Re: Cantor's first proof in DETAILS
Posted:
Nov 13, 2012 2:26 PM

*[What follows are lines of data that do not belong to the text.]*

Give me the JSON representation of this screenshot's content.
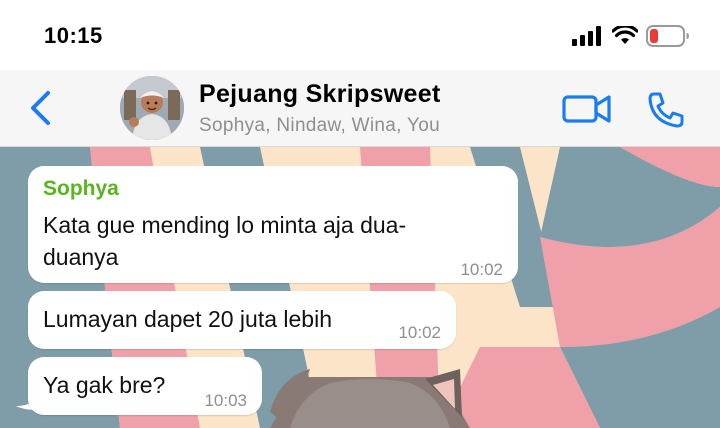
{
  "status_bar": {
    "time": "10:15",
    "icons": [
      "signal-icon",
      "wifi-icon",
      "battery-low-icon"
    ]
  },
  "header": {
    "back_icon": "chevron-left-icon",
    "group_name": "Pejuang Skripsweet",
    "members": "Sophya, Nindaw, Wina, You",
    "video_icon": "video-camera-icon",
    "call_icon": "phone-icon",
    "accent_color": "#1a7cf2"
  },
  "messages": [
    {
      "sender": "Sophya",
      "text": "Kata gue mending lo minta aja dua-duanya",
      "time": "10:02"
    },
    {
      "text": "Lumayan dapet 20 juta lebih",
      "time": "10:02"
    },
    {
      "text": "Ya gak bre?",
      "time": "10:03"
    }
  ],
  "colors": {
    "sender_name": "#58b51f",
    "wallpaper_pink": "#f0a0a8",
    "wallpaper_slate": "#7f9da8",
    "wallpaper_cream": "#fbe4c8"
  }
}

On Nov 13, 10:22 pm, Zuhair <zaljo...@gmail.com> wrote: > On Nov 13, 8:33 pm, "LudovicoVan" <ju...@diegidio.name> wrote: > > > > > > > > > > > "Zuhair" <zaljo...@gmail.com> wrote in message > > >news:86a85cce2a844c9fb860527958274b50@o8g2000yqh.googlegroups.com... > > <snip> > > > > Theorem 4. for all i. x_i =/= L > > > > <...> > > > > Let J=L > > > > QED > > > Same argument, same objection: as easily proven, the limit interval here > > must be degenerate, that is it is the singleton (in interval notation) > > [L;L]. So what you claim amounts to saying that the limit value L is not in > > (x_n), but that is just incorrect in that if you consider the limit value, > > then of course it does belong to (x_n), in the limit! More formally L = > > lim_{n>oo} (a_n) = lim_{n>oo} (b_n) , then just consider an injection from > > N* instead of N and you can even talk meaningfully about that "last value". > > > You should rather try and show the mistake in my objection instead of > > proposing the same argument again and again. As I had put it there: > > > << an omegath endpoint, a_oo, would necessarily be drawn from an omegath > > entry of the sequence! Formally, we have the following property: > > > A m : a_m e (x_n) & b_m e (x_n) > > > That works not only for n and m in N, but also for n and m in N*. >> > > > Objection to Cantor's First Proof > > <https://groups.google.com/d/msg/sci.math/T2V4Jh7zzD8/wDM_wsyQZ0QJ> > > > (Note that mine is against Cantor's First Proof of which yours remains a > > paraphrase, not a faithful reproduction.) > > > LV > > Honestly I couldn't understand your objection because it is not well > phrased (to me at least). > For instance what is the domain of (x_n), (a_n) , (b_n) in your > account? The first part of the argument (BEFORE the COROLLARY) that > I've presented here is stipulated clearly to be about (x_n) being an > injection from N to R, and also clearly it follows from the definition > of the a's and b's that (a_n) as well as (b_n) would have their > domains being N also, and N is stipulated clearly to be the set of all > natural numbers. So in this presentation there is NO omegath end > point in (x_n) nor there is in (a_n) nor in (b_n) because to have an > Omegath end point you need the domain of those functions to have > Omega (or any limit of all naturals) as an element, and N clearly > doesn't have Omega as an element, nor does it have any element of it > that has an omegath position. > > So your objection is (as far as I can tell) is not applicable to the > first part of the proof presented here (i.e. the part before the > corollary). Do you agree with that? I mean do you agree that the FIRST > part of the proof which is about injections from N to R succeed in > proving the existence of a real that is not in the range of all such > injections. Remember again N is fixed to be the set of all natural > numbers! so do you agree to this part of the proof? > > Now about the idea of using N* instead of N as the domain of (x_n), > (a_n) and (b_n), where N* as far as I understand is some countable > infinite well ordered set that has an omegath place like for example > N Union {oo} where oo is any limit of all natural numbers, an explicit > example would be N*=Omega+1={0,1,2,...,Omega} as defined by Von > Neumann. > > Of course it is crystal clear that if we use N* as the domain of > (x_n), (a_n) and (b_n) then of course it can "Temporarily" elude > Cantor's argument (for that setting, but not for the setting where N > is the domain) this is clear, much as the diagonal put on top of the > original set does temporarily cast such impression, but unfortunately > still Cantor's argument Catches it, see the Corollary that I've > presented, it tackles the case where N* is the domain of (x_n) (a_n) > and (b_n), you'll see that we can define a new sequence (x'_n) that > have the same range as (x_n) but with the domain being N, and since > the domain of (x'_n) is N, then we'll simply apply the first part of > the proof on (x'_n) and elucidate some real that is not in its range, > and thus not in the range (x_n) (since (x_n) and (x'_n) have exactly > the same range) and thus even with this case (x'_n) which has the > extended domain N*, still would be proved to be missing a real (See > Corollary of this proof). > > Zuhair
sorry for the last line, I meant,.... thus even with this case (x_n) which has the extended domain N*,.....
Zuhair